Extracted records Start Marker

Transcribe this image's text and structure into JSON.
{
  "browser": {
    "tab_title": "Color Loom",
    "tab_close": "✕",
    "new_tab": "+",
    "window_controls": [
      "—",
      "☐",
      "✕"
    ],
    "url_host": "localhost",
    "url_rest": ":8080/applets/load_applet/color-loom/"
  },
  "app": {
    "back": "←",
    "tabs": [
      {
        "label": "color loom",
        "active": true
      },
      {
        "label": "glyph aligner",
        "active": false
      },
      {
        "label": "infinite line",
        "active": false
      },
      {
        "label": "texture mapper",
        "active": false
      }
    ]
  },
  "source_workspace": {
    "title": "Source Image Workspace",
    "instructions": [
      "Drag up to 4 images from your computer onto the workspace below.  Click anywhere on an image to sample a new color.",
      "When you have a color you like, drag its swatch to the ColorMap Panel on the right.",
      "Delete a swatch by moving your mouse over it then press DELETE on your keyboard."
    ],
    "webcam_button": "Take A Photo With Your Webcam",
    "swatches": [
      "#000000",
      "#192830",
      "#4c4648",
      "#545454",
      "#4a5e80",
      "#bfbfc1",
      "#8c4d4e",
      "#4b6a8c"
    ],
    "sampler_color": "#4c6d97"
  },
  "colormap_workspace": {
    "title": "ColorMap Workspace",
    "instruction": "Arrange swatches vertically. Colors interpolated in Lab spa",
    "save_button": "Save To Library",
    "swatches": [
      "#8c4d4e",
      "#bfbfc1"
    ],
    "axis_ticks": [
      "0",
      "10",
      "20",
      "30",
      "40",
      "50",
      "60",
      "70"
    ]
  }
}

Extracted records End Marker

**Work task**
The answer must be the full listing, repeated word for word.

**Task response**
Transcribe this image's text and structure into JSON.
{
  "browser": {
    "tab_title": "Color Loom",
    "tab_close": "✕",
    "new_tab": "+",
    "window_controls": [
      "—",
      "☐",
      "✕"
    ],
    "url_host": "localhost",
    "url_rest": ":8080/applets/load_applet/color-loom/"
  },
  "app": {
    "back": "←",
    "tabs": [
      {
        "label": "color loom",
        "active": true
      },
      {
        "label": "glyph aligner",
        "active": false
      },
      {
        "label": "infinite line",
        "active": false
      },
      {
        "label": "texture mapper",
        "active": false
      }
    ]
  },
  "source_workspace": {
    "title": "Source Image Workspace",
    "instructions": [
      "Drag up to 4 images from your computer onto the workspace below.  Click anywhere on an image to sample a new color.",
      "When you have a color you like, drag its swatch to the ColorMap Panel on the right.",
      "Delete a swatch by moving your mouse over it then press DELETE on your keyboard."
    ],
    "webcam_button": "Take A Photo With Your Webcam",
    "swatches": [
      "#000000",
      "#192830",
      "#4c4648",
      "#545454",
      "#4a5e80",
      "#bfbfc1",
      "#8c4d4e",
      "#4b6a8c"
    ],
    "sampler_color": "#4c6d97"
  },
  "colormap_workspace": {
    "title": "ColorMap Workspace",
    "instruction": "Arrange swatches vertically. Colors interpolated in Lab spa",
    "save_button": "Save To Library",
    "swatches": [
      "#8c4d4e",
      "#bfbfc1"
    ],
    "axis_ticks": [
      "0",
      "10",
      "20",
      "30",
      "40",
      "50",
      "60",
      "70"
    ]
  }
}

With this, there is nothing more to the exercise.